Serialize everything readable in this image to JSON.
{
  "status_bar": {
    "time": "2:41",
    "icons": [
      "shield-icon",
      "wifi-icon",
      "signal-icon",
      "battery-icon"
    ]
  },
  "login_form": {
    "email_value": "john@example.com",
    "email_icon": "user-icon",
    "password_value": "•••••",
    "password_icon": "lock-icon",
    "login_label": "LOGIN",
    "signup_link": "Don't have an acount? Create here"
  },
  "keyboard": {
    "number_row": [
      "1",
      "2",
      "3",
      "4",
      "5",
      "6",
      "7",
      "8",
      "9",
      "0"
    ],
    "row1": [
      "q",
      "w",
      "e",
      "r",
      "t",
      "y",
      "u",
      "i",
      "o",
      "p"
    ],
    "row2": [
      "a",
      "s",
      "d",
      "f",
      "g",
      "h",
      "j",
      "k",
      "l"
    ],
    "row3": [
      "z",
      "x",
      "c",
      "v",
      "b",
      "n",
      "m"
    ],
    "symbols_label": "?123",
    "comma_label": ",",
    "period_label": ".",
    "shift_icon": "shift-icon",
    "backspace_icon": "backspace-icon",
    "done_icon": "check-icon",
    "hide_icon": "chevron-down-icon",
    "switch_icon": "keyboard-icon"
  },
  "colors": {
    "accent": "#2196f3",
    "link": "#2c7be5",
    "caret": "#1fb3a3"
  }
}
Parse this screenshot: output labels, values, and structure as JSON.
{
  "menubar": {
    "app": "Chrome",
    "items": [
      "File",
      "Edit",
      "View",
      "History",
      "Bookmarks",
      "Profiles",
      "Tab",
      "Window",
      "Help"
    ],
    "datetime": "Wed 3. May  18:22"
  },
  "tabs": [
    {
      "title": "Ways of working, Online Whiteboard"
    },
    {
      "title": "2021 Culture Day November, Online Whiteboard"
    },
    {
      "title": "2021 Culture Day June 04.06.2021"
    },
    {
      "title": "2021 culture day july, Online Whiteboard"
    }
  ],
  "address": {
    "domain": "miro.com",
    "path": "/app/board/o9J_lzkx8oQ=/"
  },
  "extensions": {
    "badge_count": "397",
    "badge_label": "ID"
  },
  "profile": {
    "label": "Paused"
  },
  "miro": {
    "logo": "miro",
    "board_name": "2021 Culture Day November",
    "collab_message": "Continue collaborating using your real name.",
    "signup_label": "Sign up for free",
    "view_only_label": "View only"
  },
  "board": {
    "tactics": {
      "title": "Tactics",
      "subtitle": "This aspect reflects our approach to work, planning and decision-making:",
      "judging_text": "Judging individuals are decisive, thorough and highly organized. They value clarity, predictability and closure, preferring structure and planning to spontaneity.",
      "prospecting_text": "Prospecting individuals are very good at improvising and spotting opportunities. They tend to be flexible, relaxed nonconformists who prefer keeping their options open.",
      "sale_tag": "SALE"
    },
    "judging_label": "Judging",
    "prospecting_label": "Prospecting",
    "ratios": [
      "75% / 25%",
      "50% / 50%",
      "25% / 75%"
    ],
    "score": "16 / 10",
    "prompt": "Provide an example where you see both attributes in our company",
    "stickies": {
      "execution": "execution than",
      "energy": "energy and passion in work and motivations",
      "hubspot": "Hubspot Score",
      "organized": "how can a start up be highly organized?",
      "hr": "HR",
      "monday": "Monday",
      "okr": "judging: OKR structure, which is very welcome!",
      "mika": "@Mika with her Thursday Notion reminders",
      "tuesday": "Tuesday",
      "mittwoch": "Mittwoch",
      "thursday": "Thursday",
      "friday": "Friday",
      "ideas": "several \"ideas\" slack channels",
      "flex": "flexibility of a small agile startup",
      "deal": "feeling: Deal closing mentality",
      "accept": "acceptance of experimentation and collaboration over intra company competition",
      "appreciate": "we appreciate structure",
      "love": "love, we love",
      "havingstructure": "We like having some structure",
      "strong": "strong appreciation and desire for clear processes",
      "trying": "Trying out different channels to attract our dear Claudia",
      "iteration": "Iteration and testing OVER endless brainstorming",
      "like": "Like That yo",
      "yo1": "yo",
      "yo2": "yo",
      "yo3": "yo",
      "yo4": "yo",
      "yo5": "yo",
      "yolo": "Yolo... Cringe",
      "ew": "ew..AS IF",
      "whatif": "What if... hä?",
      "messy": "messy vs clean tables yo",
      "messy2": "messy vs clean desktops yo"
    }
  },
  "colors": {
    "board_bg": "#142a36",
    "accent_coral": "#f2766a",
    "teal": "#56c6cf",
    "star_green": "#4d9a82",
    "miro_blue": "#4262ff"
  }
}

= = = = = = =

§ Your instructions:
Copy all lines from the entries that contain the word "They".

§ Solution to this exercise:
      "judging_text": "Judging individuals are decisive, thorough and highly organized. They value clarity, predictability and closure, preferring structure and planning to spontaneity.",
      "prospecting_text": "Prospecting individuals are very good at improvising and spotting opportunities. They tend to be flexible, relaxed nonconformists who prefer keeping their options open.",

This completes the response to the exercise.